That’s a toughie. For me, it boils down to the challenge, which is also something to which teachers are accustomed. Teachers are tenacious, determined, persistent, think out-of-the-box, and let’s face it…we’re all a bit kooky. You have to keep a sense of humor to stay in our profession, or you’ll burn out before you hit retirement.

2013-12-30 22.06.58

When you look at it, those same qualities are inherent to ultrarunners as well. It only makes sense that we lean towards distances that make others ask Whyyyyyyyyyy?!?!?!

credit: warwalksforhealth.com

credit: warwalksforhealth.com

 

 

Pass the Baton: BOMF Meaningful Miles 4 mile Race

MeaningfulMile-2014-logo (1)

As a runner, I love giving back to our sport, whether it’s through volunteering, charity running, or simply assisting races that support local causes.

On August 16th, the third annual Meaningful Miles 4 mile race will hit the Historic Fourth Ward Park section of Atlanta. In partnership with Mizuno, Meaningful Miles gives runners “the opportunity to run alongside, not past, individuals transitioning out of homeless in our city. Proceeds from the race go back to Back on My Feet, and a BOMF chapter is honored at each mile, including Trinity Community Ministries, Gateway Center, Salvation Army, and City of Refuge.

credit: Back on My Feet Atlanta

credit: Back on My Feet Atlanta

Nitty-Gritty

  • When: Saturday, August 16th at 8 a.m. (arrive by 7:30 for circle time and warm-up)
  • Where: Historic Fourth Ward Park, 680 Dallas Street, Atlanta, GA
  • Cost: $5 for those fundraising $100; OR $30 (August 1)/$35(afterwards)/$40 (race day) Group discounts available! Contact Mandy!
  • Distance: 4 miles
  • Additional Information: Dogs and strollers are allowed. Dogs must be on a leash, non-aggressive, and with current shots
credit: Back on my Feet Atlanta

credit: Back on my Feet Atlanta

Pass the Baton

“Mizuno believes running has the power to transform the world, one person at a time.” In support of Back on My Feet, Mizuno is donating $1 for every mile run with the Mizuno Baton app. Currently at $49, 794, imagine how much could be raised if everyone ran?

safe_image

Runners can download the Mizuno Baton on both the Apple app store and also via Google Play. You have one week to rack up as many miles as possible. For every mile, Mizuno will donate $1 to Back on My Feet! All you have to do is run!

Join Us!

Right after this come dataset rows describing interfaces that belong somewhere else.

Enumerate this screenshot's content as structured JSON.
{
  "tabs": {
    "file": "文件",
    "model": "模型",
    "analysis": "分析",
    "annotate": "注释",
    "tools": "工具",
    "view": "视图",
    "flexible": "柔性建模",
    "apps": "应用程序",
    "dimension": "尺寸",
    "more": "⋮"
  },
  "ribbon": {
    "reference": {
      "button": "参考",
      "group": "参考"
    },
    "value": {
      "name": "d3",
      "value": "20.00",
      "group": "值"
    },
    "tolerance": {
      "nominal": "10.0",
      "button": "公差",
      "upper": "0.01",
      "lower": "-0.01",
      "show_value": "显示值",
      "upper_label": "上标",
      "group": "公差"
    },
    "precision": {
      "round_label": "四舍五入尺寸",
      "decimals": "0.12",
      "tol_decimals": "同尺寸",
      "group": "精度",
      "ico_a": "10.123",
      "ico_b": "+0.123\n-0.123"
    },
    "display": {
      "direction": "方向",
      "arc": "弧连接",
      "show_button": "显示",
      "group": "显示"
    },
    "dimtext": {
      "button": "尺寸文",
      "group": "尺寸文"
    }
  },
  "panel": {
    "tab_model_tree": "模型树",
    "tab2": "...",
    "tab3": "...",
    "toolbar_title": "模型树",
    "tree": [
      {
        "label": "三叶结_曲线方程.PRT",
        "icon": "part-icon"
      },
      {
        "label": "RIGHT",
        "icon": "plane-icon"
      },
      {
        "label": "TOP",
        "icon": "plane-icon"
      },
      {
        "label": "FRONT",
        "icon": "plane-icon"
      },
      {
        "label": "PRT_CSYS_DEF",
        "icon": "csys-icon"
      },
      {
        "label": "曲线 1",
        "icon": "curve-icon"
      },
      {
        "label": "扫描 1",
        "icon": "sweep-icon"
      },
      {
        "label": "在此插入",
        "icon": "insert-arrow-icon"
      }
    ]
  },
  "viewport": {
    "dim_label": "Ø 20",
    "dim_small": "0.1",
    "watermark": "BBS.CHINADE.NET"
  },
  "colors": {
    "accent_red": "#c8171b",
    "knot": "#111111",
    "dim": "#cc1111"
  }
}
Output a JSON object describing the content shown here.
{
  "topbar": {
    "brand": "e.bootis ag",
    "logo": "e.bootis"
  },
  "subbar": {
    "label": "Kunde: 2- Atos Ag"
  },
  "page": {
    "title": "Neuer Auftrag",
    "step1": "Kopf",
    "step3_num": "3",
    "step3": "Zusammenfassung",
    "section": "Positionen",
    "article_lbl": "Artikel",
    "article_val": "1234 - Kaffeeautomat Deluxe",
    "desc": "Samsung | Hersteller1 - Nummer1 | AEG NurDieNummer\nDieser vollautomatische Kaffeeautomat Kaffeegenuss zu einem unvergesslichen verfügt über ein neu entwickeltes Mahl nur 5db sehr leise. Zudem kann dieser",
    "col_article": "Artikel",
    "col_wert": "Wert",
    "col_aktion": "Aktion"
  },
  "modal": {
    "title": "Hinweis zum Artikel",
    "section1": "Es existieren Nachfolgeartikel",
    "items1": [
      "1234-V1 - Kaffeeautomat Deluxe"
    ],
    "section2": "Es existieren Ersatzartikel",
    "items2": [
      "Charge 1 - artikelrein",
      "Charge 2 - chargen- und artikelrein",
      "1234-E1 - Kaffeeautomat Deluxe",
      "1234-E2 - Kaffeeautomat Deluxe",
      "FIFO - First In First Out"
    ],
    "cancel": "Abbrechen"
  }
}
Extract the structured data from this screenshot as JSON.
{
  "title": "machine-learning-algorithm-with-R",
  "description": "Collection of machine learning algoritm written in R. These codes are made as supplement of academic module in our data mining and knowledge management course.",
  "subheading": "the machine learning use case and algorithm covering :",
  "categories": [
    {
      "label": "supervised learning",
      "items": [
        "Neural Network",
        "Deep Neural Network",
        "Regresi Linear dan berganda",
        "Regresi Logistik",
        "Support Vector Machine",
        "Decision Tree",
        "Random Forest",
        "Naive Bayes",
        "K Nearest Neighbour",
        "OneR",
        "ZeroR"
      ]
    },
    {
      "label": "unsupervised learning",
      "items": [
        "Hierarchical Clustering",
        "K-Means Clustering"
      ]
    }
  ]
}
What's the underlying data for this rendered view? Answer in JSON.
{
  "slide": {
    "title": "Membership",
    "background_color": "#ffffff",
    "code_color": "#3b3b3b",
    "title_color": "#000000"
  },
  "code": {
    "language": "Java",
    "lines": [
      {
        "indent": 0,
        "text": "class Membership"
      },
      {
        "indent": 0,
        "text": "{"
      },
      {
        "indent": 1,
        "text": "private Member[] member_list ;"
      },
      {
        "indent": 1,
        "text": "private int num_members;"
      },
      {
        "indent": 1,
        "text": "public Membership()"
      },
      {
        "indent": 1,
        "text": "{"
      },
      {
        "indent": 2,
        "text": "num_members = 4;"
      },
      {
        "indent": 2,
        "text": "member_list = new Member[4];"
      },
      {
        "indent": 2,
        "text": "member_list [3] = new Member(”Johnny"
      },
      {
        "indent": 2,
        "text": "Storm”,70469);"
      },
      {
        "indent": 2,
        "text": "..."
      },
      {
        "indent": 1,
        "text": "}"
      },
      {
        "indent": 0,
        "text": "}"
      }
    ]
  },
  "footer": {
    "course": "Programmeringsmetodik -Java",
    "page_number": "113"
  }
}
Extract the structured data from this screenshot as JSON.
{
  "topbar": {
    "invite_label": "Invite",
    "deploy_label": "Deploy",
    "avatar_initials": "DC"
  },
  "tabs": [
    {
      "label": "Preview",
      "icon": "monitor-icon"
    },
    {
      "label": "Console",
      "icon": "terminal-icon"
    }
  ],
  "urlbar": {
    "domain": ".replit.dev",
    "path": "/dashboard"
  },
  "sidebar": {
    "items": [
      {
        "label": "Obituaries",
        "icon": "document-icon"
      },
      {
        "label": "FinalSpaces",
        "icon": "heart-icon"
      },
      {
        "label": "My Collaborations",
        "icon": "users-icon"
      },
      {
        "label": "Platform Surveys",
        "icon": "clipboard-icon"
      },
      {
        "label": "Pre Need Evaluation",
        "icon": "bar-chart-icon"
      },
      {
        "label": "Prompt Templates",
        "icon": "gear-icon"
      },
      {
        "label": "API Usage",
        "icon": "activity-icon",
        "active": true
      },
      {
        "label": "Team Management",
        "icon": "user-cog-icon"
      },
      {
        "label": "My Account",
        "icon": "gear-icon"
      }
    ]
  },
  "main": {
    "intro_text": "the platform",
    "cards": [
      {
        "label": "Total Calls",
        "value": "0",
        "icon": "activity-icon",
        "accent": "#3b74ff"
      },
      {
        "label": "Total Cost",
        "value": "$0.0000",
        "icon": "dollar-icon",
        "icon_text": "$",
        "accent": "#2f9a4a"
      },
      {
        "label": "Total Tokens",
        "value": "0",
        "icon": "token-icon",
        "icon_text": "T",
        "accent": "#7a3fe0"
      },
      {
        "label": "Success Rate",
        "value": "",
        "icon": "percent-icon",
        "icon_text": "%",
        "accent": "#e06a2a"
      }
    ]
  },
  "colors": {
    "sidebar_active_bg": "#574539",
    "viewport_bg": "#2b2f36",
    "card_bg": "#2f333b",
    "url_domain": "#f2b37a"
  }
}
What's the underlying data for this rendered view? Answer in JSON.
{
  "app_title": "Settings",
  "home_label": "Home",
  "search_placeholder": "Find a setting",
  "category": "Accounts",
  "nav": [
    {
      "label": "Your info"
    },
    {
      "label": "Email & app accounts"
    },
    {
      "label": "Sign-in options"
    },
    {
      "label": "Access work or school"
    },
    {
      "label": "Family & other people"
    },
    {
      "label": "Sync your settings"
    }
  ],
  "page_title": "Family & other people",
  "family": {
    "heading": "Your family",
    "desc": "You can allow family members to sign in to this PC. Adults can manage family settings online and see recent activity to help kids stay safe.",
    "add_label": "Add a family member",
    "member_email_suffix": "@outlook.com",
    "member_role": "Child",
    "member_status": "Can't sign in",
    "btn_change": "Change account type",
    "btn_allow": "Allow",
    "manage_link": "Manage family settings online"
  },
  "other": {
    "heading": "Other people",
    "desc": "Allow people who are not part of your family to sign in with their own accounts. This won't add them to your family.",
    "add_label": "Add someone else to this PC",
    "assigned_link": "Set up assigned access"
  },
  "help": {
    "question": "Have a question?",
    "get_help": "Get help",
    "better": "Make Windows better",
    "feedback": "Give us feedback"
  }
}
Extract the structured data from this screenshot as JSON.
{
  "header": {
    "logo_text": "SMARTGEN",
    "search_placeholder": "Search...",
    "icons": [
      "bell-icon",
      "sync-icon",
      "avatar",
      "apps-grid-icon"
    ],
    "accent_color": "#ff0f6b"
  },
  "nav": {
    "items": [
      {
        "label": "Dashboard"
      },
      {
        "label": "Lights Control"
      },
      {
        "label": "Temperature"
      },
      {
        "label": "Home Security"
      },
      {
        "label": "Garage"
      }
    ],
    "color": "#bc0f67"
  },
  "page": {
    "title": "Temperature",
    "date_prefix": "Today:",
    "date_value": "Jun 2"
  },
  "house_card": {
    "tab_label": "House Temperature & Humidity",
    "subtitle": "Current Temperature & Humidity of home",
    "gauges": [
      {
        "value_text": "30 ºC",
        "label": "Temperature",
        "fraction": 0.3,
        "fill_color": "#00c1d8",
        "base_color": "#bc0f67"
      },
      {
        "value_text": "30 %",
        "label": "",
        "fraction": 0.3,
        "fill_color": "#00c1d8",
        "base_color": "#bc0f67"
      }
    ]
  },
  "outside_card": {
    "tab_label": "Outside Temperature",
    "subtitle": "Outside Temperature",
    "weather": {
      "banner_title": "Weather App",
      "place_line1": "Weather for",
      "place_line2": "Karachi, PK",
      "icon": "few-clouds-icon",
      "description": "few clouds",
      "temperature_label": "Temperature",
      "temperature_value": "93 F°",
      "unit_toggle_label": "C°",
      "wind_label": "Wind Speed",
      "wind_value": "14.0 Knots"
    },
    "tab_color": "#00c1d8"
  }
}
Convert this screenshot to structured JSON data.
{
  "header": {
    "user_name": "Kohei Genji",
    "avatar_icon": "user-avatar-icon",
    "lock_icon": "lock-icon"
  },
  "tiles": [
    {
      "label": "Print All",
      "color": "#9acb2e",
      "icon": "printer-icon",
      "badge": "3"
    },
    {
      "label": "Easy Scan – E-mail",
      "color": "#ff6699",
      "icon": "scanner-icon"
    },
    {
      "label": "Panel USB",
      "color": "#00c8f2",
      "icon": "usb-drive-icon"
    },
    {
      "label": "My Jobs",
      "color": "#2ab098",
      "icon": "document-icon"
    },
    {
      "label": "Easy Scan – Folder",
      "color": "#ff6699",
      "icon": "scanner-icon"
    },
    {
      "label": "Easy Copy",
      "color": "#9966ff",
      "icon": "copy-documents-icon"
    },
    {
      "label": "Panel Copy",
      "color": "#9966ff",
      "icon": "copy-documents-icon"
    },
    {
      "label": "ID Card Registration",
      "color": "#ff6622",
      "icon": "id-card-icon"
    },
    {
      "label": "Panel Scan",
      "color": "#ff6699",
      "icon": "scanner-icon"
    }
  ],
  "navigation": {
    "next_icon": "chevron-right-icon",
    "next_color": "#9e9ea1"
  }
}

Runners are encouraged to fundraise; however, it is not required. Your participation is crucial in helping us assist those challenged by homelessness throughout the city of Atlanta and beyond. Bring your friends and family, your running shoes, and come run with us on August 16th at 8 a.m.!

credit: Back on My Feet Atlanta

credit: Back on My Feet Atlanta